International: What is cool and blows at the same time is that the agencies that are based in Charlotte that we really like (BooneOakley, ok…so “agency”) do nothing but national and international work. Awesome. So, what about Charlotte? They must have seen what we’re seeing (maybe) and decided back then that they’re work has to go elsewhere.

Makes sense.

Social Media Focused: Charlotte if not anything else, is locked on to social media. I think the social media here rivals the likes in Silicon Valley, Denver, Atlanta, and is nipping the heels of Boston and New York City. I haven’t seen anything like it. But, when one talks about specialization, there’s the other side of the spectrum. Discussing market research, consumer behavior and other traditional marketing topics get thrown to the back-burner. Of course social media is here to stay, but discussing the integration of it shouldn’t (in my naive opinion) dominate the industry.

Young: Charlotte grew fast. Very fast. And with rapid growth some things lag behind. Urban development, for one (see my article “Making a City Sexy”), small business support, a solid and flourishing arts district (which is gaining traction), and of course- a thriving marketing industry. All the cities I’ve mentioned before has all of these. Charlotte is getting there, but its still an uphill battle.

Developing: Charlotte still has a strong “Good Ol’ Boy Network” where these groups of people (Board of County Commissioners, Center City Partners, Charlotte Regional Partnership, CCOG, Arts and Science Council) basically play musical chairs and keep power amongst themselves, and allow those who don’t threaten them to have a seat at the table.

That’s going to have to change. Charlotte deserves better.

And Charlotte will get better once this latest trend/shift of young talent and brain power starts to take hold of certain establishments in Charlotte.

And we’re itching to break off a piece.

An Open Letter to the DNC

Dear Democratic National Committee:

You people are simply astounding.

President Obama and his administration has passed historic legislation, you control both Houses and the Executive Branch, your congresspeople are racing against idiots…

…and you are UNDERDOGS?

I can’t understand how a party like you can be completely in power and powerless at the same time. I am continually amazed at how awesomely bad you democrats are at forming messages.

At first I was amazed. Then I was stupefied. I sat through the painful interview of DNC Chairman Tim Caine on the Daily Show. In Caine’s Democrat fashion, he is oh-so-happy to share the new tagline for the Democrats for InDecision 2010: Don’t Give Them the Keys Back.


No Caine.

You see, it really sucks for me because I actually like you guys. It pains me to see you all have the reigns of power, do quite well wielding the power, and then you have no clue how to tell the American people about it.

DNC, the phrase “Don’t Give Them the Keys Back” is way too cerebral for the American people. The Republicans win the people over in two ways: dumbing it down so morons understand, or scaring the daylights out of them.

It’s cute to see that the DNC believes in the intellect of the American populace, but if you want to stay in power, you got to face the facts.

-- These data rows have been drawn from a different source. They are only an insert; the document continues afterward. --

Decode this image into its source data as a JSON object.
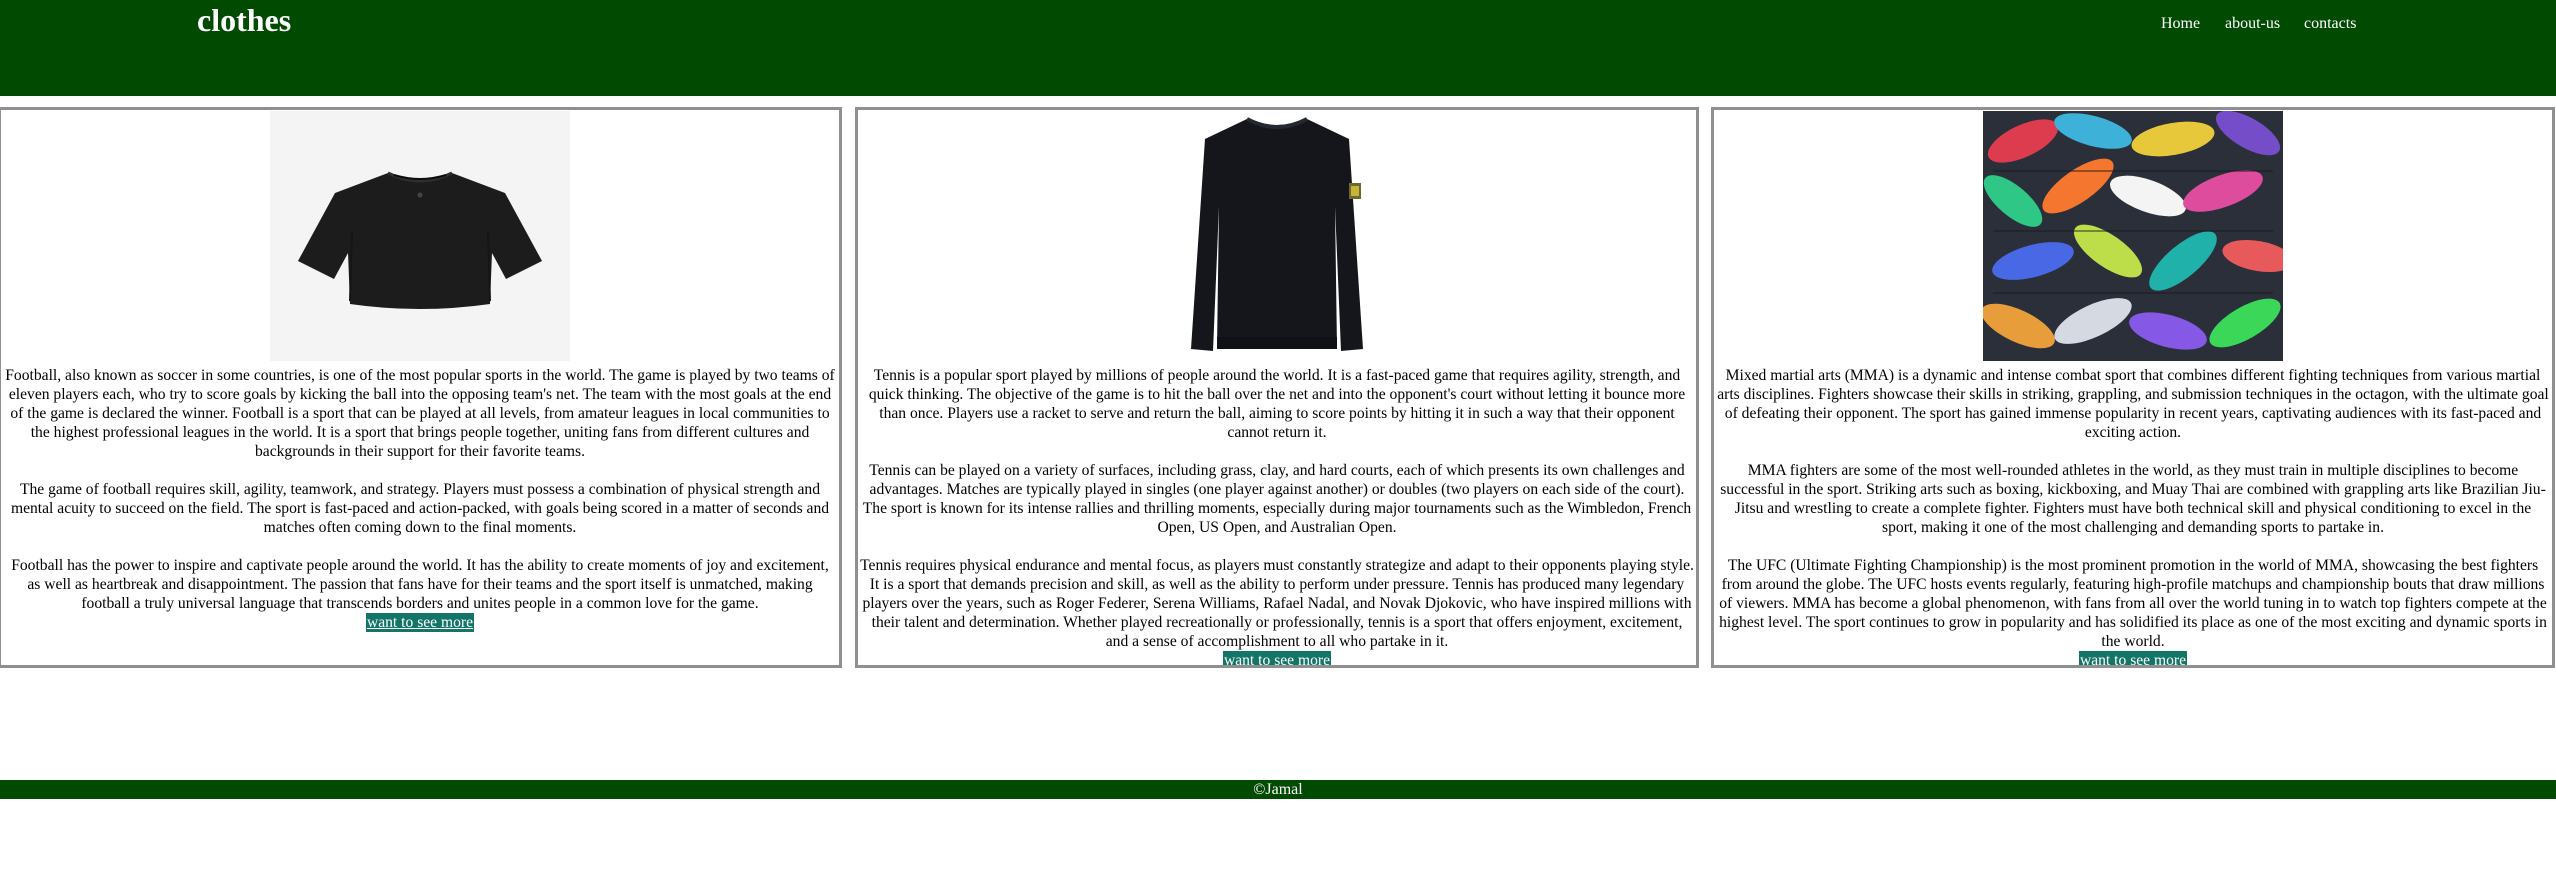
{
  "header": {
    "brand": "clothes",
    "nav": [
      {
        "label": "Home"
      },
      {
        "label": "about-us"
      },
      {
        "label": "contacts"
      }
    ]
  },
  "cards": [
    {
      "image": "black-tshirt-photo",
      "paragraphs": [
        "Football, also known as soccer in some countries, is one of the most popular sports in the world. The game is played by two teams of eleven players each, who try to score goals by kicking the ball into the opposing team's net. The team with the most goals at the end of the game is declared the winner. Football is a sport that can be played at all levels, from amateur leagues in local communities to the highest professional leagues in the world. It is a sport that brings people together, uniting fans from different cultures and backgrounds in their support for their favorite teams.",
        "The game of football requires skill, agility, teamwork, and strategy. Players must possess a combination of physical strength and mental acuity to succeed on the field. The sport is fast-paced and action-packed, with goals being scored in a matter of seconds and matches often coming down to the final moments.",
        "Football has the power to inspire and captivate people around the world. It has the ability to create moments of joy and excitement, as well as heartbreak and disappointment. The passion that fans have for their teams and the sport itself is unmatched, making football a truly universal language that transcends borders and unites people in a common love for the game."
      ],
      "button": "want to see more"
    },
    {
      "image": "black-sweater-photo",
      "paragraphs": [
        "Tennis is a popular sport played by millions of people around the world. It is a fast-paced game that requires agility, strength, and quick thinking. The objective of the game is to hit the ball over the net and into the opponent's court without letting it bounce more than once. Players use a racket to serve and return the ball, aiming to score points by hitting it in such a way that their opponent cannot return it.",
        "Tennis can be played on a variety of surfaces, including grass, clay, and hard courts, each of which presents its own challenges and advantages. Matches are typically played in singles (one player against another) or doubles (two players on each side of the court). The sport is known for its intense rallies and thrilling moments, especially during major tournaments such as the Wimbledon, French Open, US Open, and Australian Open.",
        "Tennis requires physical endurance and mental focus, as players must constantly strategize and adapt to their opponents playing style. It is a sport that demands precision and skill, as well as the ability to perform under pressure. Tennis has produced many legendary players over the years, such as Roger Federer, Serena Williams, Rafael Nadal, and Novak Djokovic, who have inspired millions with their talent and determination. Whether played recreationally or professionally, tennis is a sport that offers enjoyment, excitement, and a sense of accomplishment to all who partake in it."
      ],
      "button": "want to see more"
    },
    {
      "image": "sneakers-pile-photo",
      "paragraphs": [
        "Mixed martial arts (MMA) is a dynamic and intense combat sport that combines different fighting techniques from various martial arts disciplines. Fighters showcase their skills in striking, grappling, and submission techniques in the octagon, with the ultimate goal of defeating their opponent. The sport has gained immense popularity in recent years, captivating audiences with its fast-paced and exciting action.",
        "MMA fighters are some of the most well-rounded athletes in the world, as they must train in multiple disciplines to become successful in the sport. Striking arts such as boxing, kickboxing, and Muay Thai are combined with grappling arts like Brazilian Jiu-Jitsu and wrestling to create a complete fighter. Fighters must have both technical skill and physical conditioning to excel in the sport, making it one of the most challenging and demanding sports to partake in.",
        "The UFC (Ultimate Fighting Championship) is the most prominent promotion in the world of MMA, showcasing the best fighters from around the globe. The UFC hosts events regularly, featuring high-profile matchups and championship bouts that draw millions of viewers. MMA has become a global phenomenon, with fans from all over the world tuning in to watch top fighters compete at the highest level. The sport continues to grow in popularity and has solidified its place as one of the most exciting and dynamic sports in the world."
      ],
      "button": "want to see more"
    }
  ],
  "footer": {
    "text": "©Jamal"
  }
}
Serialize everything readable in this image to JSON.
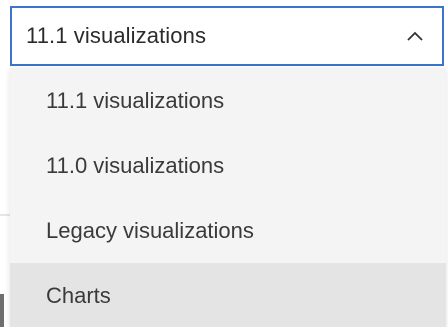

The people that will decide the election are not the brainiacs  you target. The centrist and scare doctors will win the people. Pure and simple.

I wish it wasn’t the case either. See my previous post about changing the voting system in America.

Look, please don’t mess this up. The republicans have done anything and everything to see the Obama Administration fail, and nothing has worked for them. The Democrats have killer ammunition to go after these GOP fogies, and all you have to do is use it!

Here is a very short, 5-step way the Democrats can take back the lead in all the polls:

1. Create a Top 10 things we’ve done for the American People list.

2. Make sure the list is written at an eighth-grade level (because remember, the American populace isn’t as bright as you think)

3. Share the list with all the democrats running for office.

4. Make sure they all stay on point. And don’t elaborate on the points.

5. Anyone who deviates should be replaced by someone who won’t

Ta-da. Basically it’s being a republican disguised as a Democrat.

But you’ll win.